  11. ^ a b Prince, Adam (July 1, 2007). "The South Carolina I-73 Story". The Conway Bypass. Self-published. Retrieved August 26, 2012. [unreliable source]
  12. ^ a b Staff. "I-73 Environmental Impact Study". South Carolina Department of Transportation. Retrieved August 26, 2012. 
  13. ^ "Conservationists Find I-73 Route Acceptable". The Post and Courier (Charleston, SC). May 31, 2006. p. B3. ISSN 1061-5105. 
  14. ^ Wilson, Zane (May 31, 2006). "A Route at Last". The Sun News (Myrtle Beach, SC). p. A1. OCLC 27119790. 
  15. ^ "Ceremony Marks Step Forward for Northern Route of I-73". The Morning News (Florence, SC). October 20, 2008. [page needed]

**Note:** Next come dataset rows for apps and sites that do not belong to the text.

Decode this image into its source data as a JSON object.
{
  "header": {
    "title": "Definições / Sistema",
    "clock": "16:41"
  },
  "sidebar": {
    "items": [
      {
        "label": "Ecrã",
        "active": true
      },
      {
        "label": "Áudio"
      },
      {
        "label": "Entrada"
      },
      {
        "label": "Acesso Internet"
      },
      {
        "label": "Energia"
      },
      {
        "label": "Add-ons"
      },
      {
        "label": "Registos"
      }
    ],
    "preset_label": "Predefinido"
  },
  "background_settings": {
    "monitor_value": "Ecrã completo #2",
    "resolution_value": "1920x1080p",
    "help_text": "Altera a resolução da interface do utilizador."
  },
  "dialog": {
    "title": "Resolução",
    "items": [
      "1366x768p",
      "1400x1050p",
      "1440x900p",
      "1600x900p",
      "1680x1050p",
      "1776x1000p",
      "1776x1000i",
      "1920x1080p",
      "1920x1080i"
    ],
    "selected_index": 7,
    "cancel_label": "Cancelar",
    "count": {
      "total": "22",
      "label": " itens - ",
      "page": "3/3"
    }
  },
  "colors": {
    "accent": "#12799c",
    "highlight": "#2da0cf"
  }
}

  16. ^ "State, Myrtle Beach area leaders to ask for more I-73 funding". The Sun News (Myrtle Beach, SC). April 23, 2011. p. A. 
  17. ^ Anderson, Lorena (September 14, 2011). "Sierra Club e-mail angers Myrtle Beach Area Chamber of Commerce". The Sun News (Myrtle Beach, SC). p. 16. 
  18. ^ Fretwell, Sammy (September 16, 2011). "I- 73 project gets boost from road commissioners". The State (Columbia, SC). p. 16. 
  19. ^ Anderson, Lorena (November 7, 2011). "Myrtle Beach, Horry County and Legislators Talk I-73, Cell Phones, Taxes and More at Joint Meeting". The Sun News (Myrtle Beach, SC). OCLC 27119790. Retrieved November 15, 2011. 
  20. ^ Kelley, Amanda (June 23, 2012). "Study Favors Updating Existing Roads Rather than Building Interstate 73". The Sun News (Myrtle Beach, SC). OCLC 27119790. Retrieved June 26, 2012. 
  21. ^ Jones, Steve; Grooms, Vicki (August 1, 2012). "New Evacuation Study Has Chamber Backing, but Critics Say They Have Better Route". The Sun News (Myrtle Beach, SC). OCLC 27119790. Retrieved August 2, 2012. 
  22. ^ Staff. "Maps: Southern Corridor Selected Alternative". I-73 Environmental Impact Study. South Carolina Department of Transportation. Retrieved August 26, 2012. 

External links[edit]

Interstate 73
Previous state:
Terminus
South Carolina Next state:
North Carolina